22. Sivasankaridevi T, Rajan SA, Maina CC, Suvarna VC. Antimicrobial activity of some important edible leaf extracts. Insight Microbiol 2013;3:15-8.
23. Fu Z, Liu WA. Compound Propolis Composition for Treating Swine Streptococcicosis and Preparation Method Thereof. Patent CN No. 102430098; 2013.
24. Teow SY, Liew K, Ali SA, Khoo AS, Peh AC. Antibacterial action of curcumin against Staphylococcus aureus: A brief review. J Tropical Med 2016;2016:10.
25. Bell JM, Turnidge JD, Gales AC, Pfaller MA, Jones RN. Sentry APAC study group. Prevalence of extended spectrum beta-lactamase (ESBL)-producing clinical isolates in the Asia-Pacific region and South Africa: Regional results from SENTRY. Antimicrobial surveillance program (1998-9). Diagn Microbiol Infect Dis 2002;42:193-8.
26. Palmieri C, Varaldoand PE, Facinelli B. Streptococcus suis, an emerging drug-resistant animal and human pathogen. Front Microbiol 2011;2:235.
27. Da Silva LI, Karuppusamy A, Miyajima F, Violante IM, Bieski IG, Balogun SO, et al. Antimicrobial and antioxidant activities of selected plants used by populations from Juruena valley, legal amazon, Brazil. Int J Pharm Pharm Sci 2017;9:179-91.
28. Liu SC, Lin JT, Wang CK, Chen HY, Yang DJ. Antioxidant properties of various solvent extracts from lychee (Litchi chinenesis Sonn.) flowers. Food Chem 2009;115:577-81.
29. Javanmardi J, Stushnoff C, Lockeb E, Vivancob JM. Antioxidant activity and total phenolic content of Iranian Ocimum accessions. Food Chem 2003;83:547-50.
30. Ravipati AS, Zhang L, Koyyalamudi SR, Jeong SC, Reddy N, Bartlett J, et al. Antioxidant and anti-inflammatory activities of selected Chinese medicinal plants and their relation with antioxidant content. BMC Complement Altern Med 2012;12:173.
31. Chakraborty A, Mandal SM, Chakraborty J, Bhattacharyaa PK, Bandyopadhyay A, Mitra A, et al. Antimicrobial activities of leaf extract of Basilicum polystachyon (L) Moench. Ind J Exp Biol 2007;45:744-8.
32. Duda-Chodak A, Tarko T, Statek M. The effect of antioxidants on Lactobacillus casei cultures. Acta Sci Pol Technol Aliment 2008;7:39 51.

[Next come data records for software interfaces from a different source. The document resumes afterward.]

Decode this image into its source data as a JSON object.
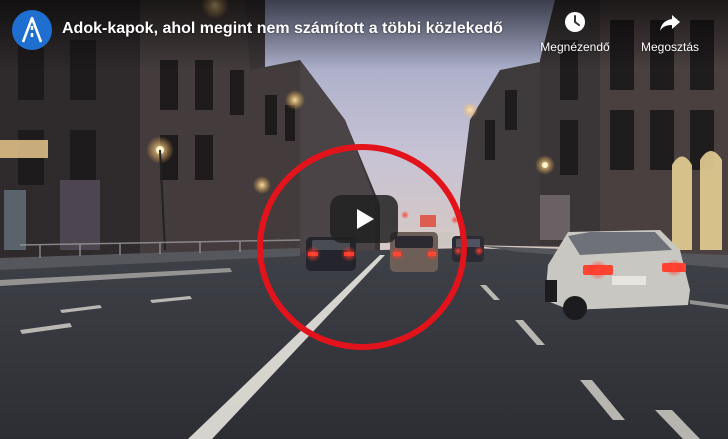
{
  "video": {
    "title": "Adok-kapok, ahol megint nem számított a többi közlekedő",
    "channel_logo": "channel-logo-icon",
    "actions": {
      "watch_later": {
        "label": "Megnézendő",
        "icon": "clock-icon"
      },
      "share": {
        "label": "Megosztás",
        "icon": "share-arrow-icon"
      }
    },
    "play_button": {
      "icon": "play-icon",
      "color": "#212121"
    },
    "highlight_color": "#e3131b"
  }
}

33. Sharma V, Rao LJ. A thought on the biological activities of black tea. Crit Rev Food Sci Nutr 2009;49:379-404.
34. Chakraborty SP, Mahapatra SK, Sahu SK, Das S, Tripathy S, Dash S, et al. Internalization of Staphylococcus aureus in lymphocytes induces oxidative stress and DNA fragmentation: Possible ameliorative role of nanoconjugated vancomycin. Oxid Med Cell Longev 2011;94:21-3.
35. Mothana RA, Lindequist U. Antimicrobial activity of some medicinal plants of the Island soqotra. J Ethnopharmacol 2005;96:177-81.

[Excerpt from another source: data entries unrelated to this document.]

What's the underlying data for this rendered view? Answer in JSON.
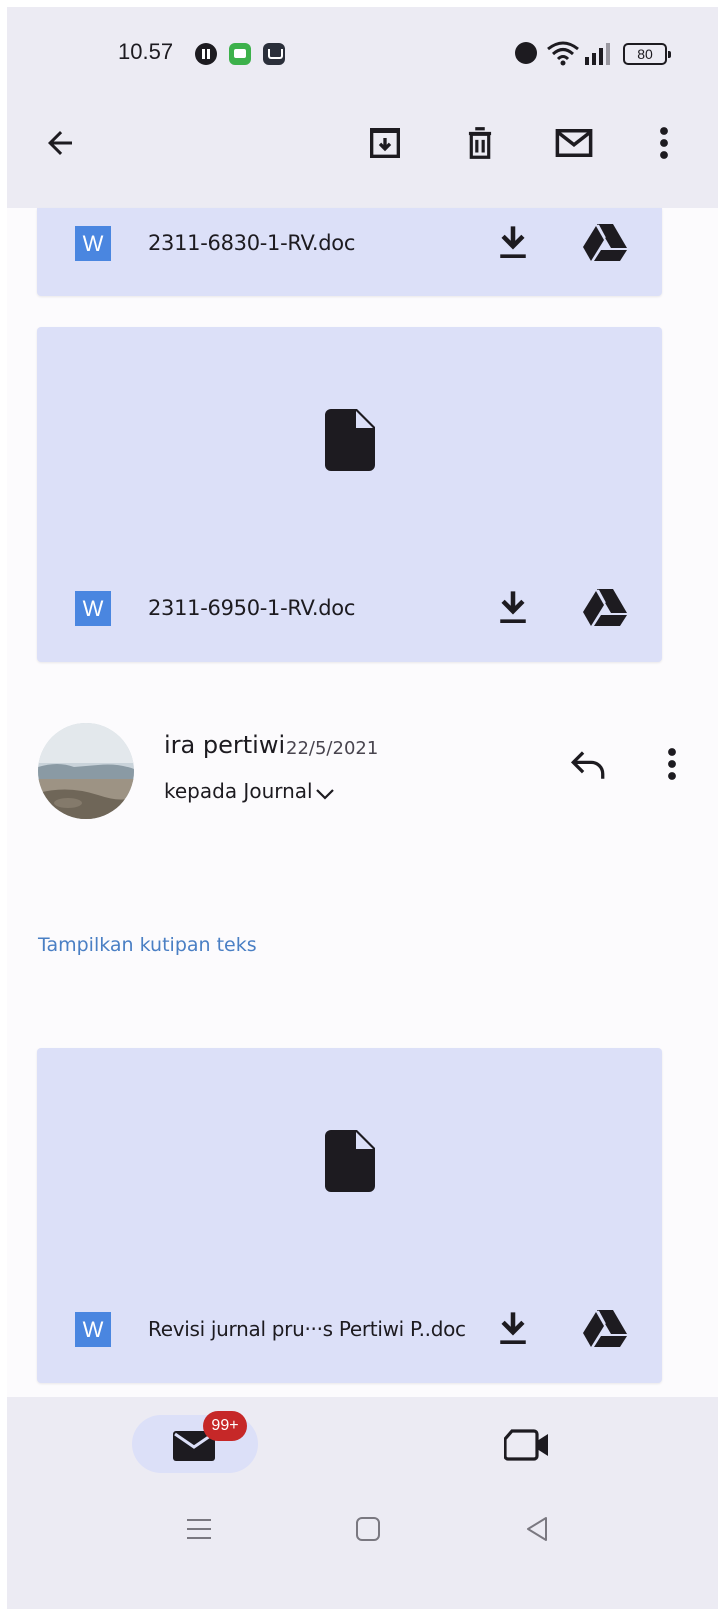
{
  "status_bar": {
    "time": "10.57",
    "battery": "80"
  },
  "appbar": {
    "back_label": "back",
    "actions": [
      "archive",
      "delete",
      "mark-unread",
      "more"
    ]
  },
  "attachments": [
    {
      "file_name": "2311-6830-1-RV.doc",
      "type_badge": "W"
    },
    {
      "file_name": "2311-6950-1-RV.doc",
      "type_badge": "W"
    },
    {
      "file_name": "Revisi jurnal pru···s Pertiwi P..doc",
      "type_badge": "W"
    }
  ],
  "message": {
    "sender": "ira pertiwi",
    "date": "22/5/2021",
    "recipient": "kepada Journal",
    "show_quoted": "Tampilkan kutipan teks"
  },
  "bottom_nav": {
    "mail_badge": "99+"
  },
  "colors": {
    "card": "#dce0f8",
    "bar": "#ecebf3",
    "word": "#4a86e0",
    "link": "#4a7fc4",
    "badge": "#c62828"
  }
}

36. Kobayashi T, Miyazaki A, Matsuzawa A, Kuroki Y, Shimamura T, Yoshida T, et al. Change in curcumin content of rhizome in turmeric and yellow zedoary. Jan J Crop Sci 2010;1:10-5.
37. Hossain A, Ishimine Y, Akamine H, Motomura K. Effects of seed rhizome size on growth and yield of turmeric (Curcuma longa L.). Plant Prod Sci 2005;8:86-94.
38. Cowan MM. Plant products as antimicrobial agents. Clin Microbiol Rev 1999;12:564-82.
39. Lee JH, Cho S, Paik HD, Choi SW, Nam KT, Hwang SG, et al. Investigation on antibacterial and antioxidant activities, phenolic and flavonoid contents of some Thai edible plants as an alternative for antibiotics. Asian Australas J Anim Sci 2014;10:1461-8.
40. Sen A, Batra A. Evaluation of antimicrobial activity of different solvent extracts of medicinal plant: Melia Azedarach L. Int J Curr Pharm Res 2012;4:67-73.
41. Do QD, Angkawijaya AE, Tran-Nguyen PL, Huynh LH, Soetaredjo FE, Ismadji S, et al. Effect of extraction solvent on total phenol content, total flavonoid content, and antioxidant activity of Limnophila aromatic. J Food Drug Anal 2014;22:296-302.
42. Azwanida NN. A review on the extraction methods use in medicinal plants, principle, strength and limitation. Med Aromat Plants 2015;4:196.
37 Views | 18 Downloads
How to Cite
Original Article(s)